- _Task details_
Copy out, from the entries below, each line holding the string "Setup".

- _Input_
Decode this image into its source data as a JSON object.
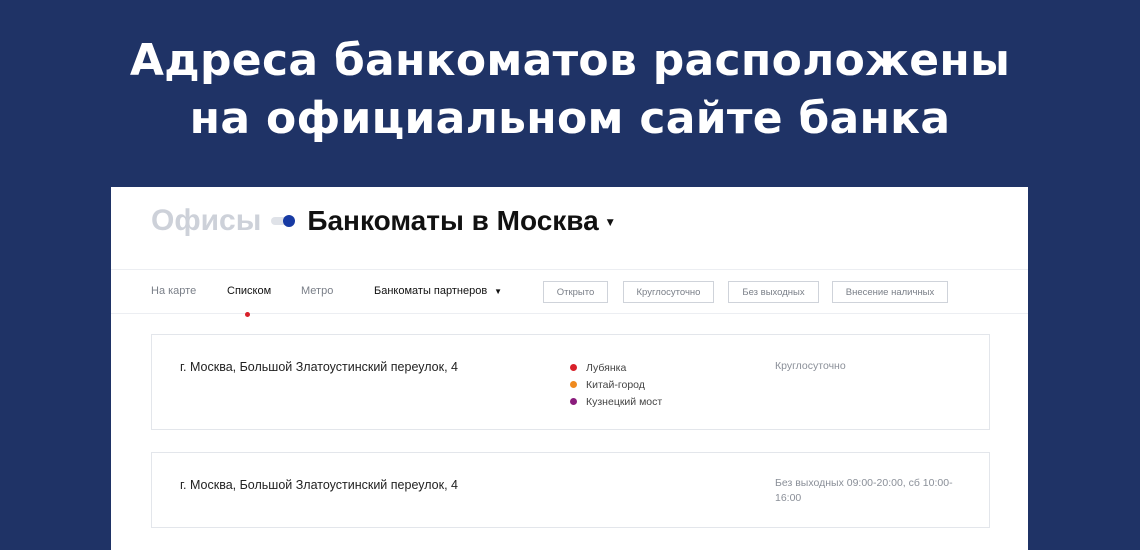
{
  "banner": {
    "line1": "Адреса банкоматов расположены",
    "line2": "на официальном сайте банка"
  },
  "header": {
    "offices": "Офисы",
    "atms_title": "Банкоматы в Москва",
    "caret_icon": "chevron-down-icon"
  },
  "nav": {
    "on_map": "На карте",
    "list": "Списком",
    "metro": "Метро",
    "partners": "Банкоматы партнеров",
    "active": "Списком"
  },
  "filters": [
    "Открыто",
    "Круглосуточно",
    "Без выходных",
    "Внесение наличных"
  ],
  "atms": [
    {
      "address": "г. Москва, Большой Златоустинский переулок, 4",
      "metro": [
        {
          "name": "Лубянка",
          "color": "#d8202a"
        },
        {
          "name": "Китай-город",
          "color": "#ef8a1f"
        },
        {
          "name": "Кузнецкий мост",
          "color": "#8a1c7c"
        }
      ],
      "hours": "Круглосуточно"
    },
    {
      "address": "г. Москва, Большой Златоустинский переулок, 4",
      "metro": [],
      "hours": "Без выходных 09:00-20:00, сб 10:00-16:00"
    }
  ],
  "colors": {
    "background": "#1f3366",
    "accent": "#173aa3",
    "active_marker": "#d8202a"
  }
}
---
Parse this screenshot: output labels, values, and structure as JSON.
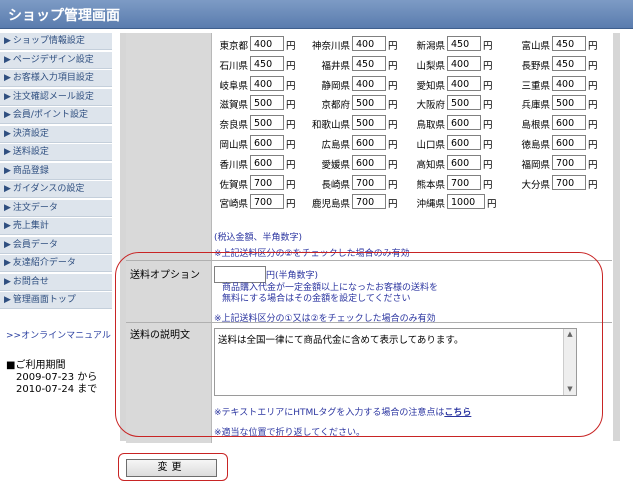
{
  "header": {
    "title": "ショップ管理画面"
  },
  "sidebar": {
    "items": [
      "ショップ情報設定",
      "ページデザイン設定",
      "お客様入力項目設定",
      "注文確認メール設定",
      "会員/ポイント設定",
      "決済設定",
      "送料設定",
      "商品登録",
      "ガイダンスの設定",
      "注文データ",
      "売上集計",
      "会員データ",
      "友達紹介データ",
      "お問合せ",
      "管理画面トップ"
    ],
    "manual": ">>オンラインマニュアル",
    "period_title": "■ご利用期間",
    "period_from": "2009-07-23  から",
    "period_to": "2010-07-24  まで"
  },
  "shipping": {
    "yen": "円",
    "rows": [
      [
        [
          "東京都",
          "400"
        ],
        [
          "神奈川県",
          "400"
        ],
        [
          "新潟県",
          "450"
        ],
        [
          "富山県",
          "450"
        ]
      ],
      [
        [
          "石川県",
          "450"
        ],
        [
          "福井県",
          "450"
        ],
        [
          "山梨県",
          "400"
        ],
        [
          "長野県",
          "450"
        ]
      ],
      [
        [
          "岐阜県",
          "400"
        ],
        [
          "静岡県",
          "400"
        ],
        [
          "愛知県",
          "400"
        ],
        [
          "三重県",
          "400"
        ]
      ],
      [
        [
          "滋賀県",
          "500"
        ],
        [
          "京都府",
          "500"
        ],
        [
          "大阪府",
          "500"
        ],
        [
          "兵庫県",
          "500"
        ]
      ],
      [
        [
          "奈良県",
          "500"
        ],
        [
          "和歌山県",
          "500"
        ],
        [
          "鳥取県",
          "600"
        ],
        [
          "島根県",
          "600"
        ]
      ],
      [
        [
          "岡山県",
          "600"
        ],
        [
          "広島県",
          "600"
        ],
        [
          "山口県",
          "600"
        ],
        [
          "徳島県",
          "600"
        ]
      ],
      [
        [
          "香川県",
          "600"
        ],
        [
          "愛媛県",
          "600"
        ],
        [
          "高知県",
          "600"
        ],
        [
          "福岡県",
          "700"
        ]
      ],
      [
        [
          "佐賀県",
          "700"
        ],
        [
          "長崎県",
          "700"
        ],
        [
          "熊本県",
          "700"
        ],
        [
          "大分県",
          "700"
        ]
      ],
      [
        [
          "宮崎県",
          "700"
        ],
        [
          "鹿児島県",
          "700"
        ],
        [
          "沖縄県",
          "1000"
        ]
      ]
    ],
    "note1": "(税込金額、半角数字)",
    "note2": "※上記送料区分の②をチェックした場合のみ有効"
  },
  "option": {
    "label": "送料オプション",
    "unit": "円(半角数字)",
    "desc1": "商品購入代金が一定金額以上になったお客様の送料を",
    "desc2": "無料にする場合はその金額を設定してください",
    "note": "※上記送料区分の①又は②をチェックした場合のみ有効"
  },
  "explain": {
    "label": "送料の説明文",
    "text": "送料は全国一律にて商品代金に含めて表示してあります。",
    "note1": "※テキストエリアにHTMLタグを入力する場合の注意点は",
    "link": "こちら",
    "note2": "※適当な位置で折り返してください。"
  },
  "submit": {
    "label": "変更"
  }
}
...
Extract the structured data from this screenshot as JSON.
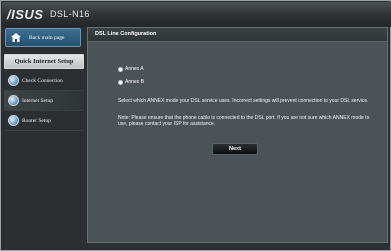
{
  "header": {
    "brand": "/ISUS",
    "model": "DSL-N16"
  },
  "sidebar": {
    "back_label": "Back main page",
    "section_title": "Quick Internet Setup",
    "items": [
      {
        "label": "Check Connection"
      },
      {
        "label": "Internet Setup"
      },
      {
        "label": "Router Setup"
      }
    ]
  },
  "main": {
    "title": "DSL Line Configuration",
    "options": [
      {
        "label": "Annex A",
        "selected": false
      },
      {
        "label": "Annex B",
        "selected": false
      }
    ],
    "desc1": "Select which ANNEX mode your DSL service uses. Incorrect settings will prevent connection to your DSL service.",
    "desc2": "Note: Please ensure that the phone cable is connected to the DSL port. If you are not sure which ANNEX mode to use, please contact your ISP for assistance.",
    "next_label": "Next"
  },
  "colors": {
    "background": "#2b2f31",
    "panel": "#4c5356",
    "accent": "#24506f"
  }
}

- _Solved problem_
    "section_title": "Quick Internet Setup",
        "label": "Internet Setup"
        "label": "Router Setup"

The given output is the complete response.